Apple have just announced the latest iPod Shuffle. It is the smallest iPod yet—about the size of my thumb but thinner. They have managed to make it so small by getting rid of the screen. All the output is by voice; press a button on the earphone lead and it will announce the track that is playing at the time, press and hold the button and it will announce the playlist and then read through all the playlists on the shuffle, wait until you hear the playlist you want and press the button again. The button and the volume control are on the right ear plug cable, so you do not even have to take the Shuffle out of your pocket or your bag.
As there is nothing to see you can control the Shuffle with your eyes closed or when you are concentrating on something else such as jogging or driving.
As my readers may have guessed by now I am really excited about this new product because it is accessible. Anyone with little or no eyesight can use it very effectively, which was not true for most of the previous iPods. The simple button control may also make it easier for some users with limited manual dexterity.
Given that that this is such a nice device I can forgive Apple for a small error in the announcement video. The video claims that the new Shuffle is the first music player that talks to you. This is odd considering Apple announced an iPod Nano with voice output last September see iPod Nano accessible and more usable!

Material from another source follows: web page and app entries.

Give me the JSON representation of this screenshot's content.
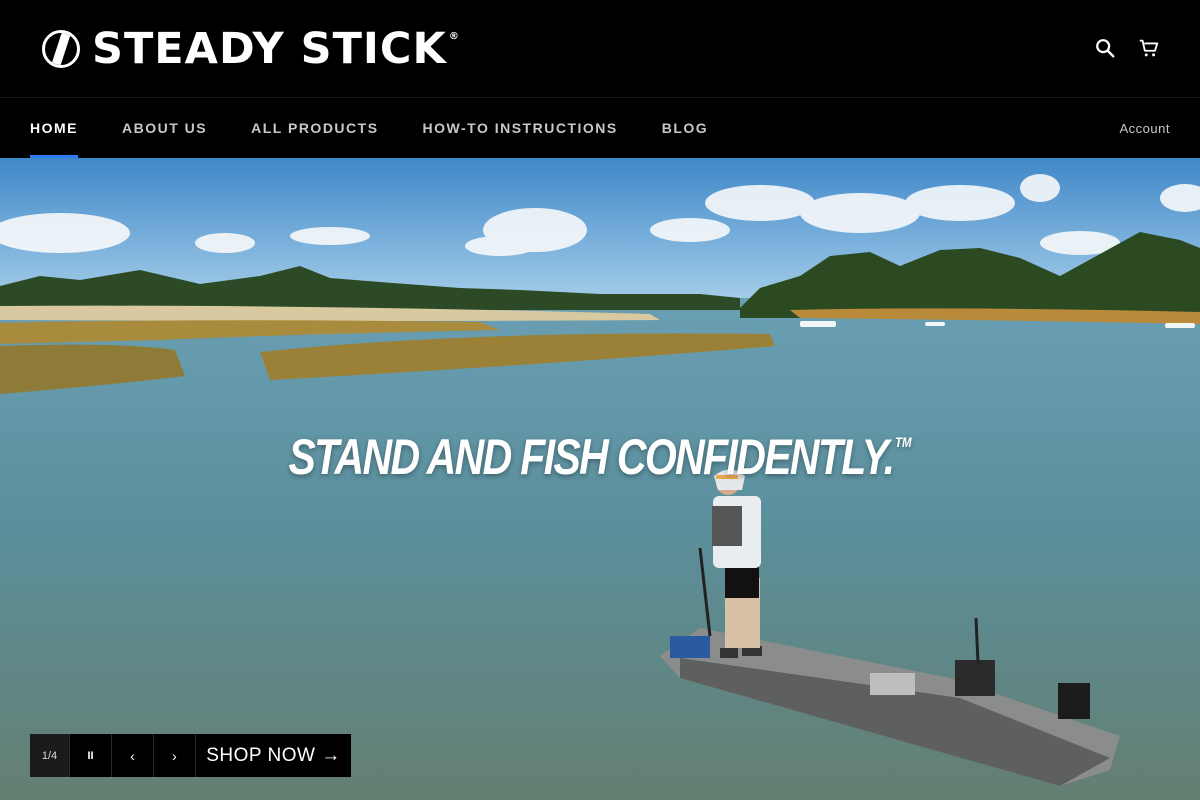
{
  "brand": {
    "name": "STEADY STICK",
    "reg": "®"
  },
  "header": {
    "icons": [
      "search-icon",
      "cart-icon"
    ]
  },
  "nav": {
    "items": [
      {
        "label": "HOME",
        "active": true
      },
      {
        "label": "ABOUT US"
      },
      {
        "label": "ALL PRODUCTS"
      },
      {
        "label": "HOW-TO INSTRUCTIONS"
      },
      {
        "label": "BLOG"
      }
    ],
    "account": "Account",
    "accent": "#2c7ef4"
  },
  "hero": {
    "headline": "STAND AND FISH CONFIDENTLY.",
    "tm": "TM",
    "slide_counter": "1/4",
    "pause_symbol": "II",
    "prev_symbol": "‹",
    "next_symbol": "›",
    "cta": "SHOP NOW →"
  }
}
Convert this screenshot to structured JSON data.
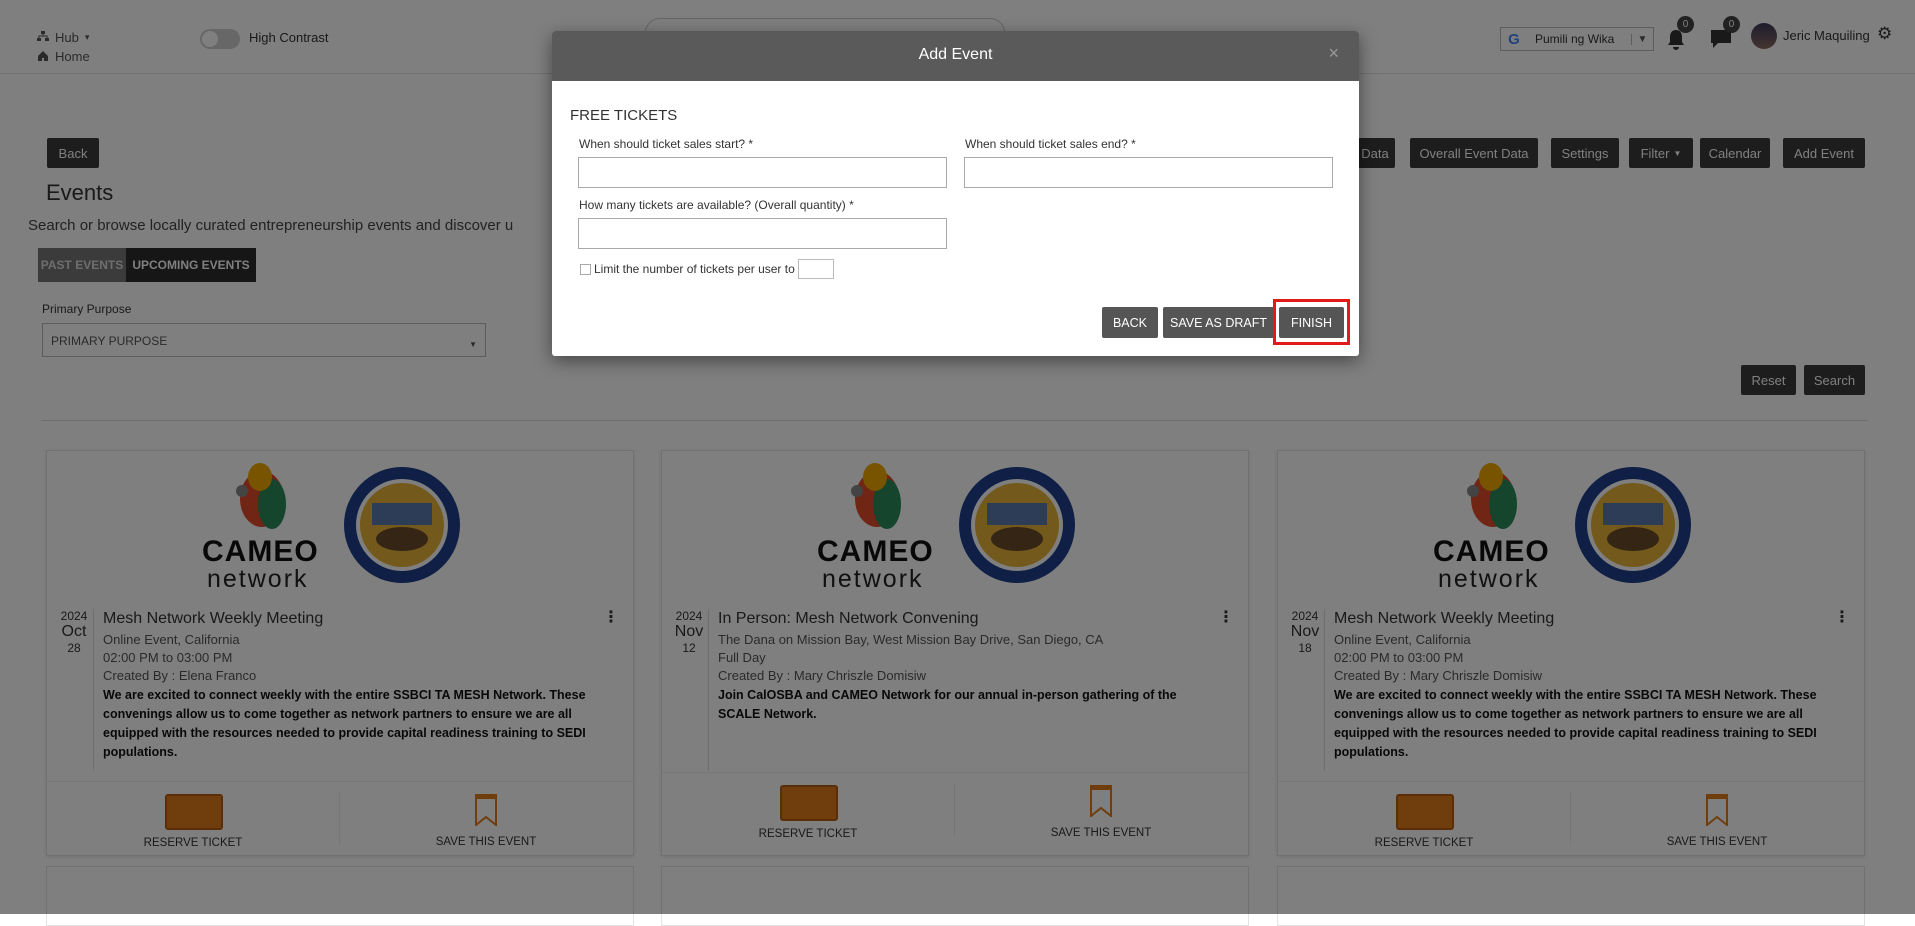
{
  "topbar": {
    "hub_label": "Hub",
    "home_label": "Home",
    "high_contrast_label": "High Contrast",
    "language_label": "Pumili ng Wika",
    "language_google": "G",
    "notifications_count": "0",
    "messages_count": "0",
    "user_name": "Jeric Maquiling"
  },
  "toolbar": {
    "back": "Back",
    "data": "Data",
    "overall_event_data": "Overall Event Data",
    "settings": "Settings",
    "filter": "Filter",
    "calendar": "Calendar",
    "add_event": "Add Event"
  },
  "page": {
    "title": "Events",
    "description": "Search or browse locally curated entrepreneurship events and discover u",
    "tab_past": "PAST EVENTS",
    "tab_upcoming": "UPCOMING EVENTS",
    "primary_purpose_label": "Primary Purpose",
    "primary_purpose_value": "PRIMARY PURPOSE",
    "reset": "Reset",
    "search": "Search"
  },
  "cards": [
    {
      "year": "2024",
      "month": "Oct",
      "day": "28",
      "title": "Mesh Network Weekly Meeting",
      "location": "Online Event, California",
      "time": "02:00 PM to 03:00 PM",
      "created_by": "Created By : Elena Franco",
      "desc": "We are excited to connect weekly with the entire  SSBCI TA MESH Network. These convenings allow us to come together as network partners to ensure we are all equipped with the resources needed to provide capital readiness training to SEDI populations.",
      "reserve": "RESERVE TICKET",
      "save": "SAVE THIS EVENT"
    },
    {
      "year": "2024",
      "month": "Nov",
      "day": "12",
      "title": "In Person: Mesh Network Convening",
      "location": "The Dana on Mission Bay, West Mission Bay Drive, San Diego, CA",
      "time": "Full Day",
      "created_by": "Created By : Mary Chriszle Domisiw",
      "desc": "Join CalOSBA and CAMEO Network for our annual in-person gathering of the SCALE Network.",
      "reserve": "RESERVE TICKET",
      "save": "SAVE THIS EVENT"
    },
    {
      "year": "2024",
      "month": "Nov",
      "day": "18",
      "title": "Mesh Network Weekly Meeting",
      "location": "Online Event, California",
      "time": "02:00 PM to 03:00 PM",
      "created_by": "Created By : Mary Chriszle Domisiw",
      "desc": "We are excited to connect weekly with the entire  SSBCI TA MESH Network. These convenings allow us to come together as network partners to ensure we are all equipped with the resources needed to provide capital readiness training to SEDI populations.",
      "reserve": "RESERVE TICKET",
      "save": "SAVE THIS EVENT"
    }
  ],
  "logo": {
    "cameo": "CAMEO",
    "network": "network"
  },
  "modal": {
    "title": "Add Event",
    "close": "×",
    "section_title": "FREE TICKETS",
    "sales_start_label": "When should ticket sales start? *",
    "sales_start_value": "",
    "sales_end_label": "When should ticket sales end? *",
    "sales_end_value": "",
    "quantity_label": "How many tickets are available? (Overall quantity) *",
    "quantity_value": "",
    "limit_label": "Limit the number of tickets per user to",
    "limit_value": "",
    "back": "BACK",
    "save_draft": "SAVE AS DRAFT",
    "finish": "FINISH"
  },
  "colors": {
    "overlay": "#000000",
    "modal_header": "#5a5a5a",
    "button_dark": "#3a3a3a",
    "ticket_orange": "#e07a1b",
    "highlight": "#e21a1a"
  }
}
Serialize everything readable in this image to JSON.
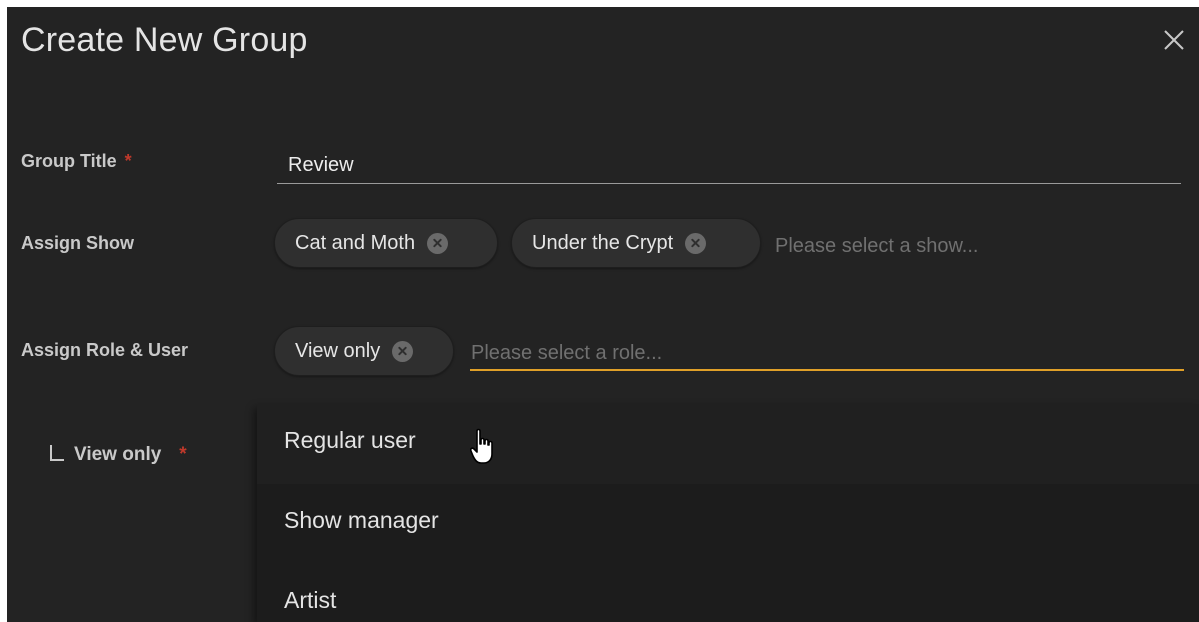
{
  "dialog": {
    "title": "Create New Group",
    "close_icon": "close-icon"
  },
  "group_title": {
    "label": "Group Title",
    "required_mark": "*",
    "value": "Review"
  },
  "assign_show": {
    "label": "Assign Show",
    "chips": [
      "Cat and Moth",
      "Under the Crypt"
    ],
    "placeholder": "Please select a show..."
  },
  "assign_role": {
    "label": "Assign Role & User",
    "chips": [
      "View only"
    ],
    "placeholder": "Please select a role...",
    "accent_color": "#e0a028"
  },
  "sub_role": {
    "label": "View only",
    "required_mark": "*"
  },
  "role_menu": {
    "items": [
      "Regular user",
      "Show manager",
      "Artist"
    ],
    "hovered": "Regular user"
  },
  "colors": {
    "background": "#232323",
    "required": "#c0392b",
    "focus_underline": "#e0a028"
  }
}
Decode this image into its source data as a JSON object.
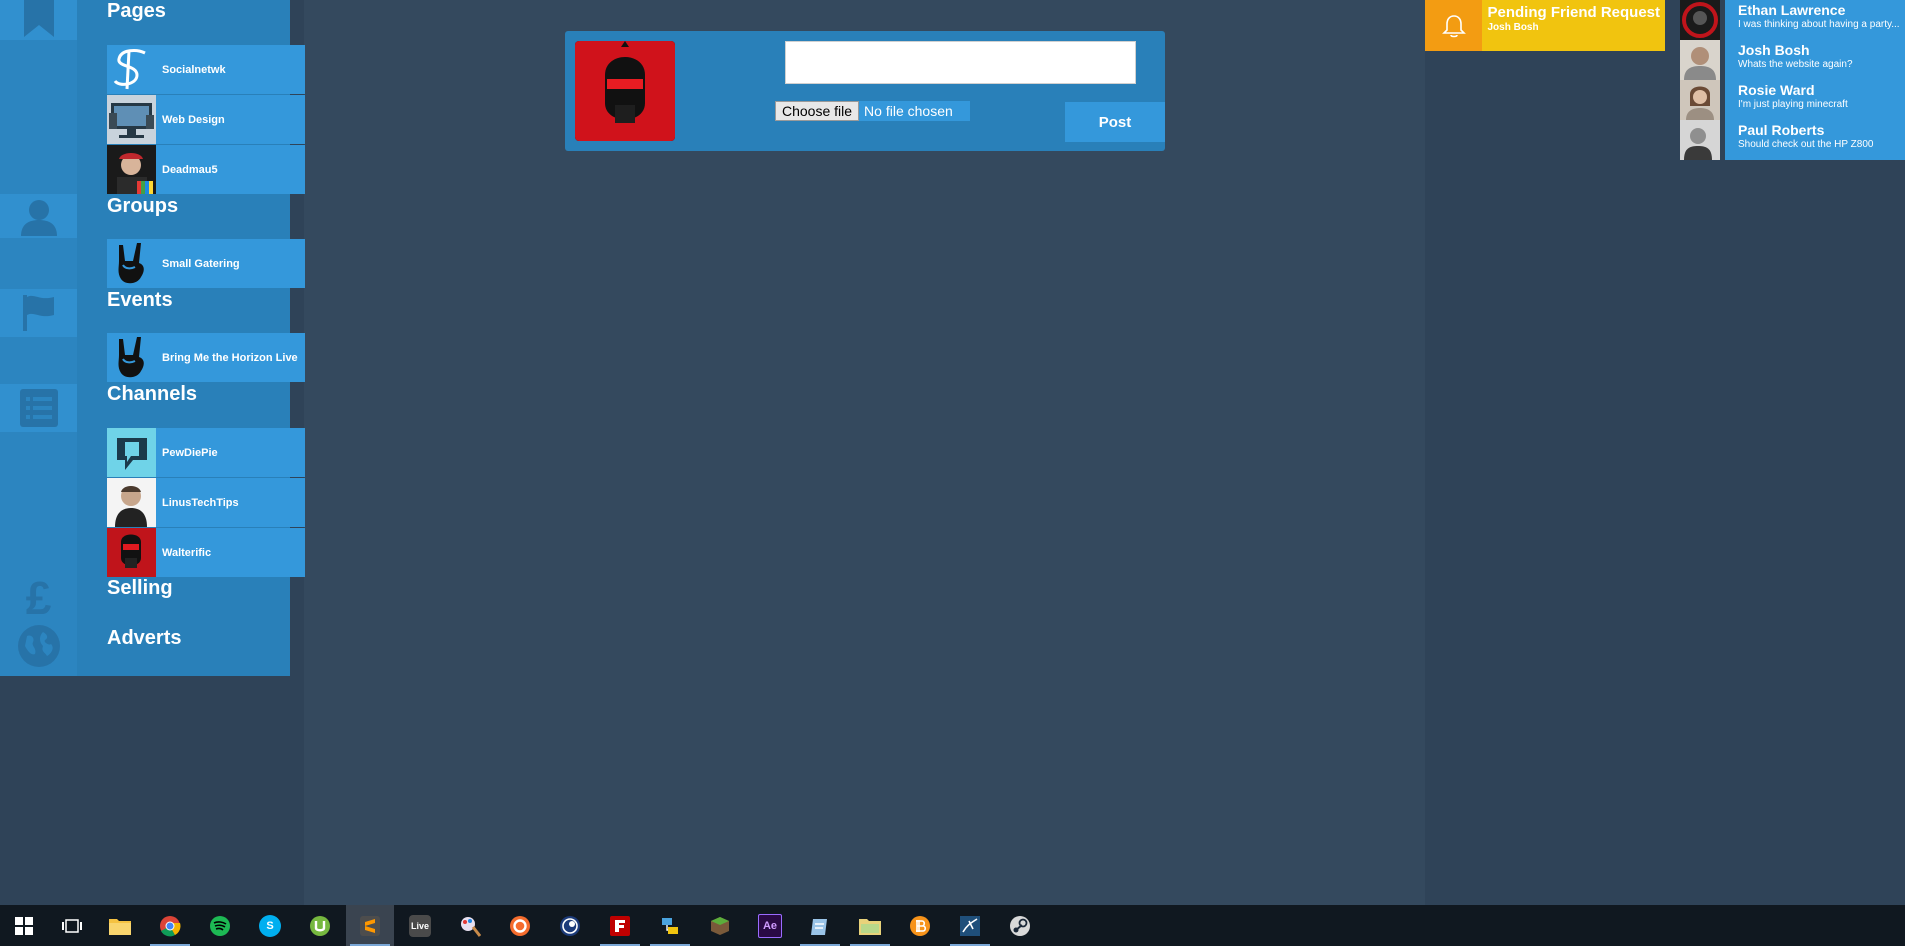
{
  "colors": {
    "background": "#34495e",
    "panel": "#2f4358",
    "sidebar": "#2980b9",
    "item": "#3498db",
    "notif_accent": "#f39c12",
    "notif": "#f1c40f",
    "taskbar": "#101820"
  },
  "sidebar": {
    "sections": [
      {
        "title": "Pages",
        "icon": "bookmark-icon",
        "items": [
          {
            "label": "Socialnetwk",
            "thumb": "socialnetwk-logo"
          },
          {
            "label": "Web Design",
            "thumb": "web-design-thumb"
          },
          {
            "label": "Deadmau5",
            "thumb": "deadmau5-thumb"
          }
        ]
      },
      {
        "title": "Groups",
        "icon": "user-icon",
        "items": [
          {
            "label": "Small Gatering",
            "thumb": "rock-hand-thumb"
          }
        ]
      },
      {
        "title": "Events",
        "icon": "flag-icon",
        "items": [
          {
            "label": "Bring Me the Horizon Live",
            "thumb": "rock-hand-thumb"
          }
        ]
      },
      {
        "title": "Channels",
        "icon": "list-icon",
        "items": [
          {
            "label": "PewDiePie",
            "thumb": "pewdiepie-thumb"
          },
          {
            "label": "LinusTechTips",
            "thumb": "linustechtips-thumb"
          },
          {
            "label": "Walterific",
            "thumb": "walterific-thumb"
          }
        ]
      },
      {
        "title": "Selling",
        "icon": "pound-icon",
        "items": []
      },
      {
        "title": "Adverts",
        "icon": "globe-icon",
        "items": []
      }
    ]
  },
  "post": {
    "input_value": "",
    "choose_file_label": "Choose file",
    "file_status": "No file chosen",
    "post_label": "Post"
  },
  "notification": {
    "icon": "bell-icon",
    "title": "Pending Friend Request",
    "subtitle": "Josh Bosh"
  },
  "chats": [
    {
      "name": "Ethan Lawrence",
      "message": "I was thinking about having a party..."
    },
    {
      "name": "Josh Bosh",
      "message": "Whats the website again?"
    },
    {
      "name": "Rosie Ward",
      "message": "I'm just playing minecraft"
    },
    {
      "name": "Paul Roberts",
      "message": "Should check out the HP Z800"
    }
  ],
  "taskbar": {
    "items": [
      {
        "name": "windows-start",
        "label": ""
      },
      {
        "name": "task-view",
        "label": ""
      },
      {
        "name": "file-explorer",
        "label": ""
      },
      {
        "name": "chrome",
        "label": ""
      },
      {
        "name": "spotify",
        "label": ""
      },
      {
        "name": "skype",
        "label": "S"
      },
      {
        "name": "utorrent",
        "label": ""
      },
      {
        "name": "sublime-text",
        "label": ""
      },
      {
        "name": "ableton-live",
        "label": "Live"
      },
      {
        "name": "paint-app",
        "label": ""
      },
      {
        "name": "origin",
        "label": ""
      },
      {
        "name": "cinema4d",
        "label": ""
      },
      {
        "name": "filezilla",
        "label": ""
      },
      {
        "name": "network-tool",
        "label": ""
      },
      {
        "name": "minecraft",
        "label": ""
      },
      {
        "name": "after-effects",
        "label": "Ae"
      },
      {
        "name": "notes-app",
        "label": ""
      },
      {
        "name": "folder-app",
        "label": ""
      },
      {
        "name": "bitcoin",
        "label": ""
      },
      {
        "name": "mysql-workbench",
        "label": ""
      },
      {
        "name": "steam",
        "label": ""
      }
    ]
  }
}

The latest version of iTunes is also accessible so I think the latest Shuffle is an ideal device for people with vision impairments.